The same day I made the acquaintance of the model man, James Smith, T. S. with whom I formed a friendship and intimacy I have not realized with other men. I was attached to him with more than a brother’s love; he, it was, at the sound of trouble between the South and North, sent a stand of arms, a cannon and ammunition for the defense of Jackson and made your humble servant the medium of presenting the same to the city.
True, the object so near his noble heart was lost, but it showed the love he bore for the home city of his early days and the self-sacrificial act.
Time sped on with me, and the remnant of others of that day, and brought us with varied fortunes up to 1861, when war with all its horrors visited the land; but nowhere in the South was it so keenly felt as at this our once beautiful little city.

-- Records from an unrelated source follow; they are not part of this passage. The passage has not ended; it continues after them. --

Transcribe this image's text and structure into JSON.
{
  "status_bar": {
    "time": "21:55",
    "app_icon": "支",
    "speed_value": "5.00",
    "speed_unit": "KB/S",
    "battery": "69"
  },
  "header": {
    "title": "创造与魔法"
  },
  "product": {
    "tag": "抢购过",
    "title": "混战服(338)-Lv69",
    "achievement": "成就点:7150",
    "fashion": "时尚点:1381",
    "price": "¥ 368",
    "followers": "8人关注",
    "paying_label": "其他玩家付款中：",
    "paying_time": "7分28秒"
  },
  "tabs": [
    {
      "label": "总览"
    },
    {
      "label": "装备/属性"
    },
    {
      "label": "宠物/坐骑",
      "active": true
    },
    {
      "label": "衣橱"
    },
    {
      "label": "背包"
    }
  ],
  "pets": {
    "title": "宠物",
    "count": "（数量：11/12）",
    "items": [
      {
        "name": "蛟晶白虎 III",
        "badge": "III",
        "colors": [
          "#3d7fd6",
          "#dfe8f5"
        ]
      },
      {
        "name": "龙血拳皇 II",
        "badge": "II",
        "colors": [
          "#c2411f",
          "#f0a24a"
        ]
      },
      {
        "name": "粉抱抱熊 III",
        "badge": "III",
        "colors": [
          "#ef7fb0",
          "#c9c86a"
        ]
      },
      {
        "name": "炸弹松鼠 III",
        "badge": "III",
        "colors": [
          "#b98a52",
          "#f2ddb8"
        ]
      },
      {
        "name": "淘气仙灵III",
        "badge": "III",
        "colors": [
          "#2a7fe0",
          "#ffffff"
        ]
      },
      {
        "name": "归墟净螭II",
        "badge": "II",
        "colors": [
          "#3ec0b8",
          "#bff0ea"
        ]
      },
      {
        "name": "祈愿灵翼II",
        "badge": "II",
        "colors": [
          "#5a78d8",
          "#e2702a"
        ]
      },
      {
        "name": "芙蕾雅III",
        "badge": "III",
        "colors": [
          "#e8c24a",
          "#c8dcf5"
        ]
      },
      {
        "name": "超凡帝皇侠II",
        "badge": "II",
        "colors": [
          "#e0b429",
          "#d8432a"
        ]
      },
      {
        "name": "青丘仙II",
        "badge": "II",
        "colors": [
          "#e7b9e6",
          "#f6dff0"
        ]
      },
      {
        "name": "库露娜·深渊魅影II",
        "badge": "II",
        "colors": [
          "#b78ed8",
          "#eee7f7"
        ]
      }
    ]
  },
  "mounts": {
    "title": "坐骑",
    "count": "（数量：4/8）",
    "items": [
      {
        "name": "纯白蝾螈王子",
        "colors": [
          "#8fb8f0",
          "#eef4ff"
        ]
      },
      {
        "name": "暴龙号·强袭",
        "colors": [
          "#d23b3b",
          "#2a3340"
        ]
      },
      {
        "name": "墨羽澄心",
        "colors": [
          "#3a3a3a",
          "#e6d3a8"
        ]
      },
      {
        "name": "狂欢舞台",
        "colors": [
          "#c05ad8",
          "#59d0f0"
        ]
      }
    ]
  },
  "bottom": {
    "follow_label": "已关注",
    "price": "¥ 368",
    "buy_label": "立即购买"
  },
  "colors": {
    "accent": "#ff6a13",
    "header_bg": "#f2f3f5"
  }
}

We were all made to feel it as no people ever felt that terrible scourge. Our city, of which we were all so justly proud, was reduced to ashes by a merciless and unfeeling for our home desolated and desecrated, with unsparing and wicked hands.
In view of these facts, and as we, of the old stock, are rapidly passing away and as our frosty locks and aching limbs admonish us that we are hurrying to that bourne whence no traveler returns, I thought it appropriate that we should assemble and pass an hour of social reunion and brotherly love, that we may forget each other’s foibles, late troubles, should learn to rely on each other and live to better purposes than we have hitherto done.

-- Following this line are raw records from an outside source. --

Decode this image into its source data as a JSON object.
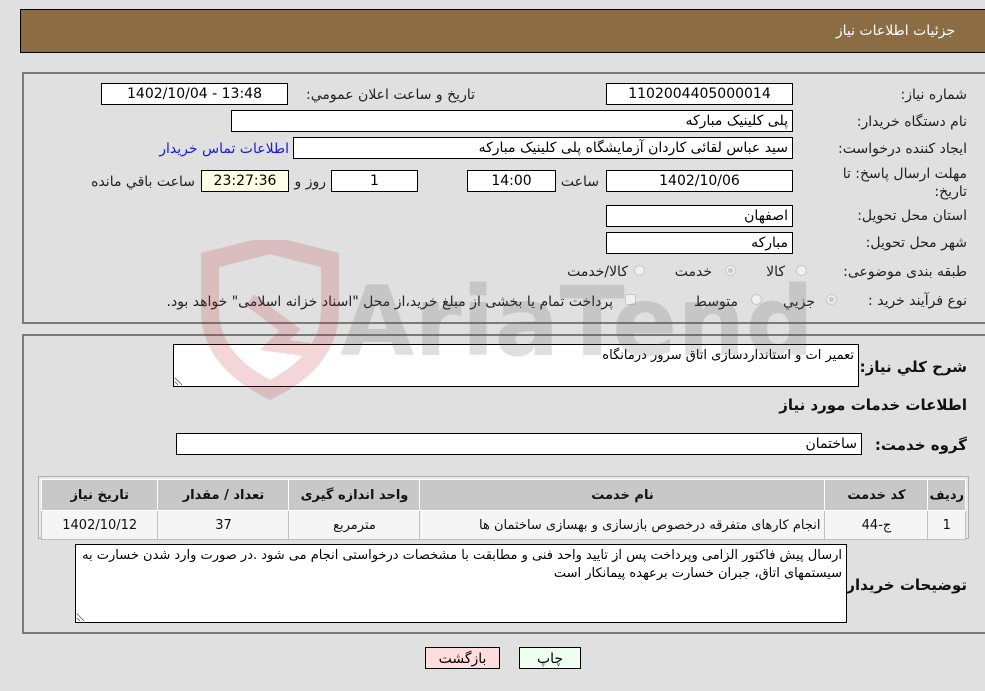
{
  "header": {
    "title": "جزئیات اطلاعات نیاز"
  },
  "form": {
    "need_number": {
      "label": "شماره نیاز:",
      "value": "1102004405000014"
    },
    "announce_datetime": {
      "label": "تاریخ و ساعت اعلان عمومي:",
      "value": "1402/10/04 - 13:48"
    },
    "buyer_org": {
      "label": "نام دستگاه خریدار:",
      "value": "پلی کلینیک مبارکه"
    },
    "requester": {
      "label": "ایجاد کننده درخواست:",
      "value": "سید عباس لقائی کاردان آزمایشگاه پلی کلینیک مبارکه"
    },
    "buyer_contact_link": "اطلاعات تماس خریدار",
    "deadline": {
      "label": "مهلت ارسال پاسخ: تا تاریخ:",
      "date": "1402/10/06",
      "time_label": "ساعت",
      "time": "14:00",
      "days": "1",
      "days_label": "روز و",
      "remaining": "23:27:36",
      "remaining_label": "ساعت باقي مانده"
    },
    "province": {
      "label": "استان محل تحویل:",
      "value": "اصفهان"
    },
    "city": {
      "label": "شهر محل تحویل:",
      "value": "مبارکه"
    },
    "category": {
      "label": "طبقه بندی موضوعی:",
      "options": [
        "کالا",
        "خدمت",
        "کالا/خدمت"
      ],
      "selected": "خدمت"
    },
    "purchase_type": {
      "label": "نوع فرآیند خرید :",
      "options": [
        "جزیي",
        "متوسط"
      ],
      "selected": "جزیي",
      "treasury_note": "پرداخت تمام یا بخشی از مبلغ خرید،از محل \"اسناد خزانه اسلامی\" خواهد بود."
    }
  },
  "description": {
    "label": "شرح کلي نیاز:",
    "value": "تعمیر ات و استانداردسازی اتاق سرور درمانگاه"
  },
  "services": {
    "section_title": "اطلاعات خدمات مورد نیاز",
    "group_label": "گروه خدمت:",
    "group_value": "ساختمان",
    "table": {
      "headers": [
        "ردیف",
        "کد خدمت",
        "نام خدمت",
        "واحد اندازه گیری",
        "تعداد / مقدار",
        "تاریخ نیاز"
      ],
      "rows": [
        [
          "1",
          "ج-44",
          "انجام کارهای متفرقه درخصوص بازسازی و بهسازی ساختمان ها",
          "مترمربع",
          "37",
          "1402/10/12"
        ]
      ]
    }
  },
  "buyer_notes": {
    "label": "توضیحات خریدار:",
    "value": "ارسال پیش فاکتور الزامی وپرداخت پس از تایید واحد فنی و مطابقت با مشخصات درخواستی انجام می شود .در صورت وارد شدن خسارت به سیستمهای اتاق، جبران خسارت برعهده پیمانکار است"
  },
  "buttons": {
    "print": "چاپ",
    "back": "بازگشت"
  },
  "watermark": {
    "text": "AriaTender.neT",
    "colors": {
      "shield": "#c0282d",
      "text": "#555555"
    }
  },
  "colors": {
    "header_bg": "#8c6d43",
    "link": "#1a1ad6",
    "print_bg": "#efffef",
    "back_bg": "#ffdddd",
    "remaining_bg": "#ffffe6"
  }
}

And why not? With our noble old Roman, Gov. B. G. Humphreys as executive of the state, and our excellent and most efficient mayor, Hon. D. N. Barrows, we hope to see from their ashes, and tower far above those who have suffered less during the recent war.
I cannot close these remarks without returning you, my friends, my most hearty thanks for your various words of confidence, however unmerited they may have been, which you have been pleased to confer upon me; and in the evening of my days, the fervent hope I indulge is that the retrospect of my public and private life will reflect no dishonor or reproach upon the other.
In conclusion I propose the memory of the departed and absent men of 1836, 1837, and 1838, of the city of Jackson.